I am including links for the book as well as for the mp3. Burn them onto a disk and listen to them while driving, cleaning, or cooking for your loving husband (or wife in NL's case). Take the time to learn some Presbyterian history- even if you are Dutch Reformed (a'Brakel wrote letters to some of these men).

Reformed Theological Research

As most of you know, I am a book junkie as well as a lover of Reformed research. I am taking Reformed Theological Research this semester at Puritan and I think that it is going to be a favorite class of mine. We have to take this course as a prerequisite to beginning our thesis.

The course is based on a Westminster Seminary course that that teaches Ph.D. students the proper methods of theological research as well as gives all of the great 'hiding places' in academia.

Dr. Beeke said that this course was of great benefit for him in that it taught him the correct way to perform scholarly research.

So far we have had book talk every class. Of course, I love it. We have discussed some of the greatest 'hiding places' to find information. Dr. Beeke is helping us to build and to organize our library as well. He says that one of the greatest tragedies of preachers is that they do not know what they have in their own libraries. One of our assignments is to have our entire library cataloged and organized under one of his approved methods.

We also have some really great assignments. We are making bibliographies and writing small scholarly papers. We have to write a 5 page biography on any Puritan and have an attached bibliography of everything on that Puritan (from books to periodicals to journal entries). We also have to make a complete bibliography on the topic for our thesis. This assignment is a 20-30 page bibliography. We also have some 'problem sets' that we have to do. Dr. Beeke gives us a series of obscure theologians and theological topics and we have to find them in any number of places. The tricky part of this assignment is that there is information that we can only find at Calvin's Heckman Library and some information that can only be found at the Puritan Resource Room at our seminary. It is a definite treasure hunt.

We will also have some guest lectures by great researchers like Richard Muller from Calvin Seminary.

I am very excited about this class. I would recommend anyone who is serious about Reformed research to purchase the mp3s from the seminary. I am sure that this will help to make better pastors as well as scholars.

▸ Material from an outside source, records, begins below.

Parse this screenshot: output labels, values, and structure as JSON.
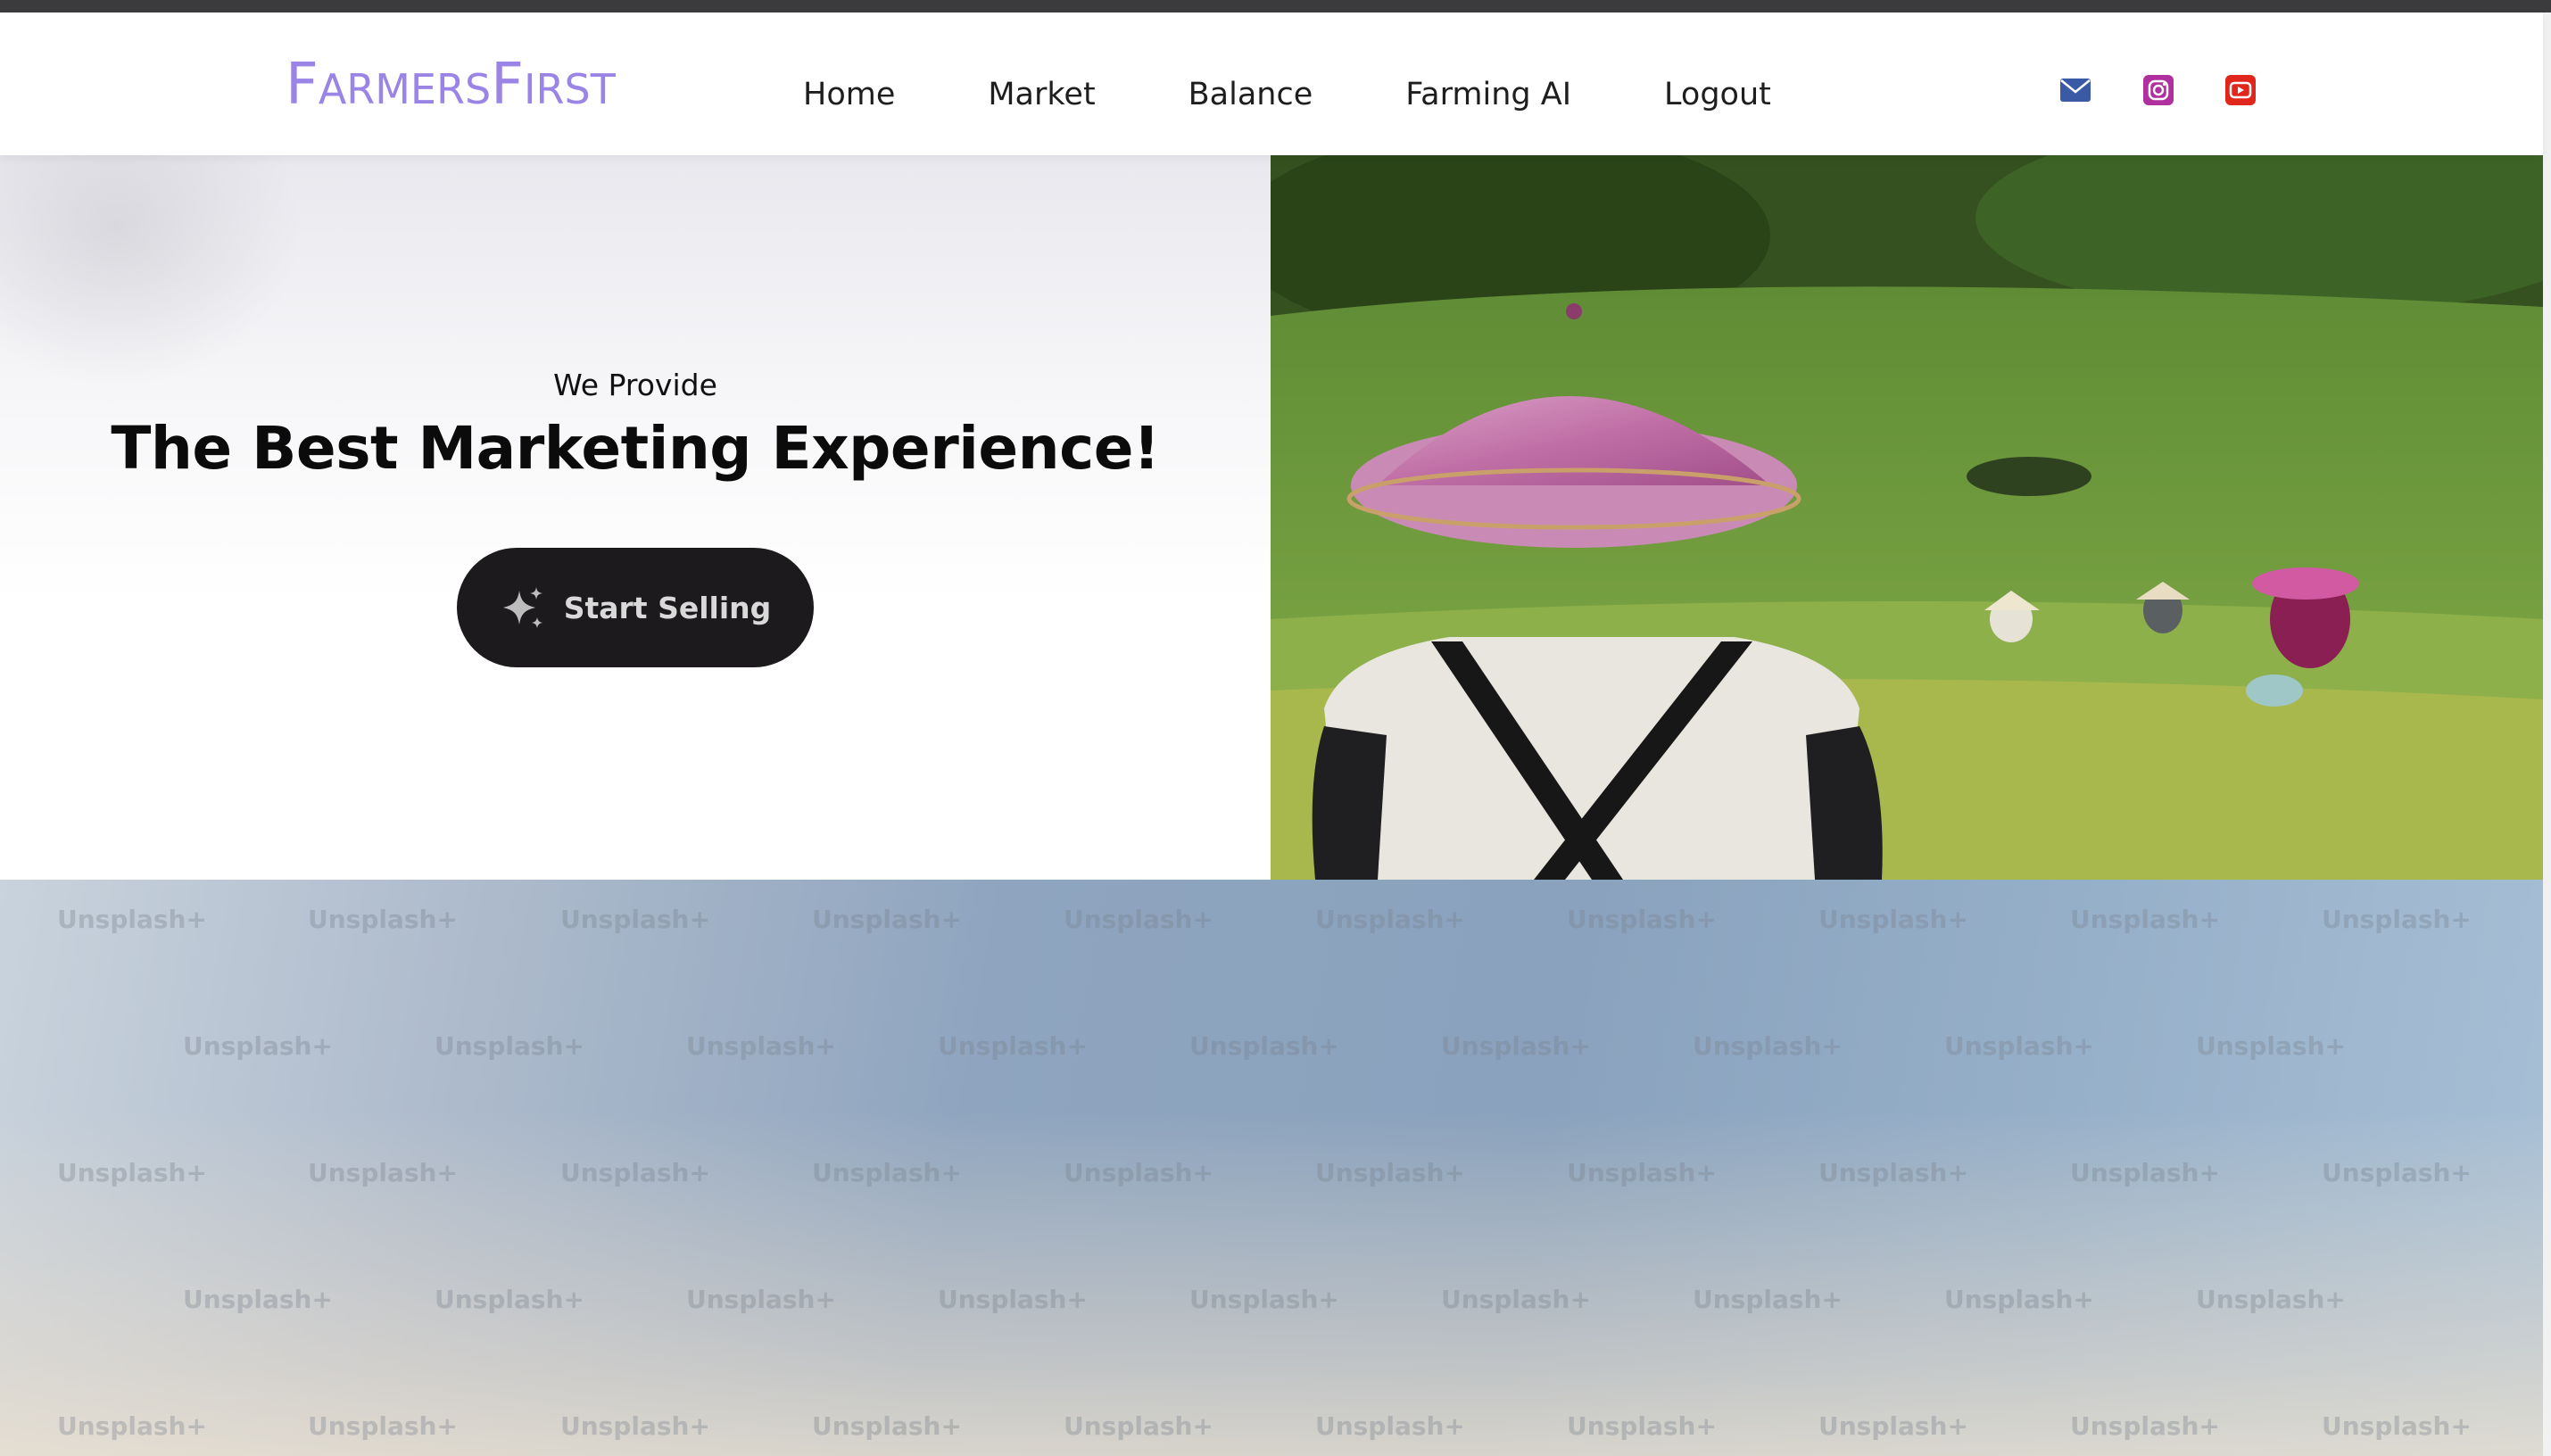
{
  "brand": {
    "name": "FarmersFirst",
    "parts": [
      {
        "text": "F",
        "style": "cap"
      },
      {
        "text": "ARMERS",
        "style": "sc"
      },
      {
        "text": "F",
        "style": "cap"
      },
      {
        "text": "IRST",
        "style": "sc"
      }
    ],
    "color": "#9a84e6"
  },
  "nav": {
    "items": [
      {
        "label": "Home"
      },
      {
        "label": "Market"
      },
      {
        "label": "Balance"
      },
      {
        "label": "Farming AI"
      },
      {
        "label": "Logout"
      }
    ]
  },
  "social": [
    {
      "icon": "mail-icon",
      "color": "#3b5aa5"
    },
    {
      "icon": "instagram-icon",
      "color": "#b1309f"
    },
    {
      "icon": "youtube-icon",
      "color": "#e1261c"
    }
  ],
  "hero": {
    "subtitle": "We Provide",
    "title": "The Best Marketing Experience!",
    "cta_label": "Start Selling",
    "cta_icon": "sparkle-icon",
    "image": "farm-workers-photo"
  },
  "background": {
    "image": "sky-photo",
    "watermark_text": "Unsplash+"
  }
}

Here is the book list for the course:
  • Reference Works for Theological Research, Kepple and Muether
  • Reader's Guide to Reformed Literature, Beeke
  • Church History: Introduction to Research and Reference, Muller and Bradley
  • Manual For Writers, Turabian
  • Seven Laws of Teaching, Gregory
  • Elements of Style, Struck and White
  • Handbook for Scholars, van Luenen

04 February, 2007

Sabbath a'Brakel

Contentment engenders many good things. "And we know that all things work together for good to them that love God" (Rom. 8:28).

(1) There will be a quiet spirit, which is of great price in the sight of God (1 Pet. 3:4).
(2) There will be alienation from the world.
(3) It is a state in which there is prayer and communion with God.
(4) There is a frequent experience of the help of God.
(5) There will be gratitude.
(6) There is a longing for the state of glory.
(7) There is the manifestation of holiness (III: 393-394).